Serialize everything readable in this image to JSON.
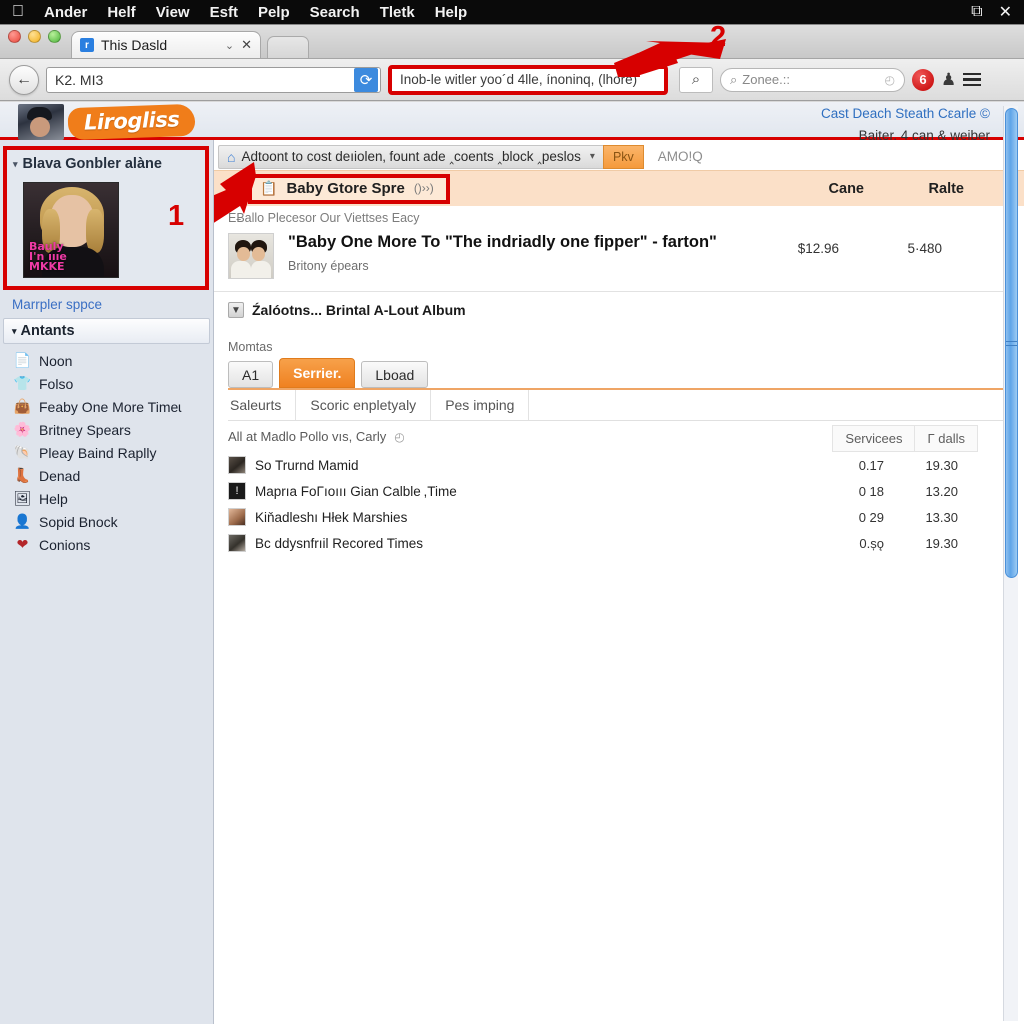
{
  "os_menu": {
    "apple_glyph": "",
    "items": [
      "Ander",
      "Helf",
      "View",
      "Esft",
      "Pelp",
      "Search",
      "Tletk",
      "Help"
    ],
    "right_icons": [
      {
        "name": "display-mirror-icon",
        "glyph": "⧉"
      },
      {
        "name": "close-icon",
        "glyph": "✕"
      }
    ]
  },
  "browser": {
    "tab": {
      "favicon_letter": "r",
      "title": "This Dasld",
      "chevron_glyph": "⌄",
      "close_glyph": "✕"
    },
    "toolbar": {
      "back_glyph": "←",
      "url_value": "K2. MI3",
      "reload_glyph": "⟳",
      "search_value": "Inob-le witler yoo´d 4lle, ínoninq, (lhore)",
      "search_go_glyph": "⌕",
      "site_search_placeholder": "Zonee.::",
      "site_search_icon_glyph": "⌕",
      "history_clock_glyph": "◴",
      "opera_letter": "6",
      "user_glyph": "♟",
      "menu_name": "hamburger-menu"
    }
  },
  "annotations": [
    {
      "label": "1",
      "target": "sidebar-featured-box"
    },
    {
      "label": "2",
      "target": "search-field"
    }
  ],
  "site_header": {
    "logo_text": "Lirogliss",
    "right_link": "Cast Deach Steath Cεarle ©",
    "right_sub": "Baiter, 4 can & weiber"
  },
  "sidebar": {
    "featured": {
      "heading": "Blava Gonbler alàne",
      "triangle": "▾",
      "album_art_text": "Bauly\nI'n ıııe\nMKKE"
    },
    "link": "Marrpler sppce",
    "section": {
      "triangle": "▾",
      "label": "Antants"
    },
    "items": [
      {
        "icon": "document-icon",
        "glyph": "📄",
        "label": "Noon"
      },
      {
        "icon": "shirt-icon",
        "glyph": "👕",
        "label": "Folso"
      },
      {
        "icon": "bag-icon",
        "glyph": "👜",
        "label": "Feaby One More Timeɩ"
      },
      {
        "icon": "flower-icon",
        "glyph": "🌸",
        "label": "Britney Spears"
      },
      {
        "icon": "fish-icon",
        "glyph": "🐚",
        "label": "Pleay Baind Raplly"
      },
      {
        "icon": "shoe-icon",
        "glyph": "👢",
        "label": "Denad"
      },
      {
        "icon": "picture-icon",
        "glyph": "🖼",
        "label": "Help"
      },
      {
        "icon": "person-icon",
        "glyph": "👤",
        "label": "Sopid Bnock"
      },
      {
        "icon": "heart-icon",
        "glyph": "❤",
        "label": "Conions"
      }
    ]
  },
  "main": {
    "breadcrumb": {
      "home_glyph": "⌂",
      "text": "Adtoont to cost deıiolen‚ fount ade ‸coents ‸block ‸peslos",
      "caret": "▾"
    },
    "play_button": "Pkv",
    "amo_label": "AMO!Q",
    "highlight_row": {
      "left_icon": "🌻",
      "folder_glyph": "📋",
      "title": "Baby Gtore Spre",
      "arrows": "()››)",
      "col_a": "Cane",
      "col_b": "Ralte"
    },
    "subnote": "EɃallo Plecesor Our Viettses Eacy",
    "product": {
      "title": "\"Baby One More To  \"The indriadly one fipper\"  - farton\"",
      "artist": "Britony épears",
      "price": "$12.96",
      "number": "5·480"
    },
    "album_line": {
      "icon_glyph": "▼",
      "text": "Źalóotns... Brintal A-Lout Album"
    },
    "momtas_label": "Momtas",
    "buttons": [
      {
        "label": "A1",
        "active": false
      },
      {
        "label": "Serrier.",
        "active": true
      },
      {
        "label": "Lboad",
        "active": false
      }
    ],
    "subtabs": [
      "Saleurts",
      "Scoric enpletyaly",
      "Pes imping"
    ],
    "list_header": {
      "text": "All at Madlo Pollo vıs, Carly",
      "clock_glyph": "◴",
      "buttons": [
        "Servicees",
        "Γ dalls"
      ]
    },
    "tracks": [
      {
        "name": "So Trurnd Mamid",
        "col1": "0.17",
        "col2": "19.30"
      },
      {
        "name": "Maprıa FoΓıoııı Gian Calble ,Time",
        "col1": "0 18",
        "col2": "13.20"
      },
      {
        "name": "Kiňadleshı Hłek Marshies",
        "col1": "0 29",
        "col2": "13.30"
      },
      {
        "name": "Bc ddysnfrıil Recored Times",
        "col1": "0.șǫ",
        "col2": "19.30"
      }
    ]
  },
  "colors": {
    "annotation_red": "#d70000",
    "accent_orange": "#ef8121",
    "highlight_bg": "#fbe0c8",
    "link_blue": "#3a6fc4",
    "scrollbar_blue": "#5ea4e8"
  }
}
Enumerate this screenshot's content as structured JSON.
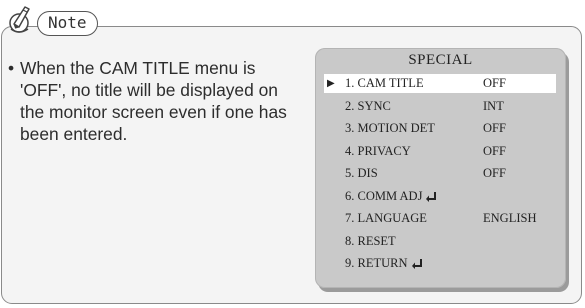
{
  "note": {
    "label": "Note",
    "bullet": "•",
    "text": "When the CAM TITLE menu is 'OFF', no title will be displayed on the monitor screen even if one has been entered."
  },
  "osd": {
    "title": "SPECIAL",
    "selected_marker": "▶",
    "items": [
      {
        "label": "1. CAM TITLE",
        "value": "OFF",
        "selected": true
      },
      {
        "label": "2. SYNC",
        "value": "INT"
      },
      {
        "label": "3. MOTION DET",
        "value": "OFF"
      },
      {
        "label": "4. PRIVACY",
        "value": "OFF"
      },
      {
        "label": "5. DIS",
        "value": "OFF"
      },
      {
        "label": "6. COMM ADJ",
        "value": "",
        "icon": "enter-icon"
      },
      {
        "label": "7. LANGUAGE",
        "value": "ENGLISH"
      },
      {
        "label": "8. RESET",
        "value": ""
      },
      {
        "label": "9. RETURN",
        "value": "",
        "icon": "enter-icon"
      }
    ]
  }
}
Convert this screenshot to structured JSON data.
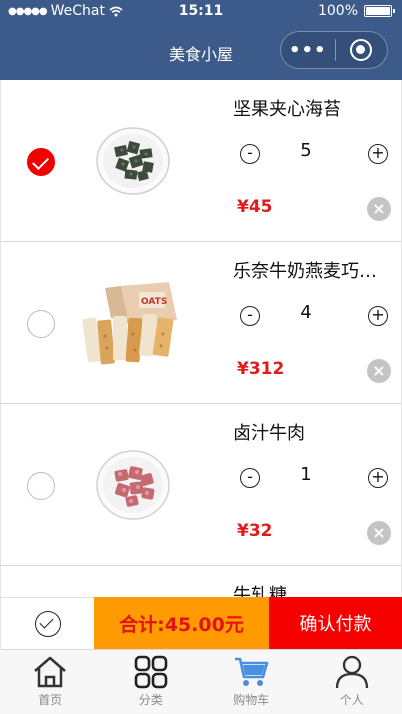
{
  "status_bar": {
    "carrier": "WeChat",
    "time": "15:11",
    "battery": "100%"
  },
  "nav": {
    "title": "美食小屋",
    "more_icon": "ellipsis-icon",
    "close_icon": "target-icon"
  },
  "cart": {
    "items": [
      {
        "name": "坚果夹心海苔",
        "quantity": "5",
        "price": "¥45",
        "selected": true,
        "image": "seaweed-snack-image"
      },
      {
        "name": "乐奈牛奶燕麦巧克力",
        "quantity": "4",
        "price": "¥312",
        "selected": false,
        "image": "oat-chocolate-box-image"
      },
      {
        "name": "卤汁牛肉",
        "quantity": "1",
        "price": "¥32",
        "selected": false,
        "image": "braised-beef-image"
      },
      {
        "name": "牛轧糖",
        "quantity": "",
        "price": "",
        "selected": false,
        "image": "nougat-image"
      }
    ],
    "minus_symbol": "-",
    "plus_symbol": "+",
    "remove_symbol": "×"
  },
  "action_bar": {
    "total": "合计:45.00元",
    "pay_label": "确认付款"
  },
  "tabs": [
    {
      "label": "首页",
      "icon": "home-icon"
    },
    {
      "label": "分类",
      "icon": "category-grid-icon"
    },
    {
      "label": "购物车",
      "icon": "cart-icon"
    },
    {
      "label": "个人",
      "icon": "person-icon"
    }
  ],
  "colors": {
    "nav_bg": "#3c5b8a",
    "price": "#e21a1a",
    "total_bg": "#ff9a00",
    "pay_bg": "#f70000",
    "active_tab": "#4a90e2"
  }
}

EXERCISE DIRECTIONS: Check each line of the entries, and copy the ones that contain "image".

TASK SOLUTION:
Serialize everything readable in this image to JSON.
        "image": "seaweed-snack-image"
        "image": "oat-chocolate-box-image"
        "image": "braised-beef-image"
        "image": "nougat-image"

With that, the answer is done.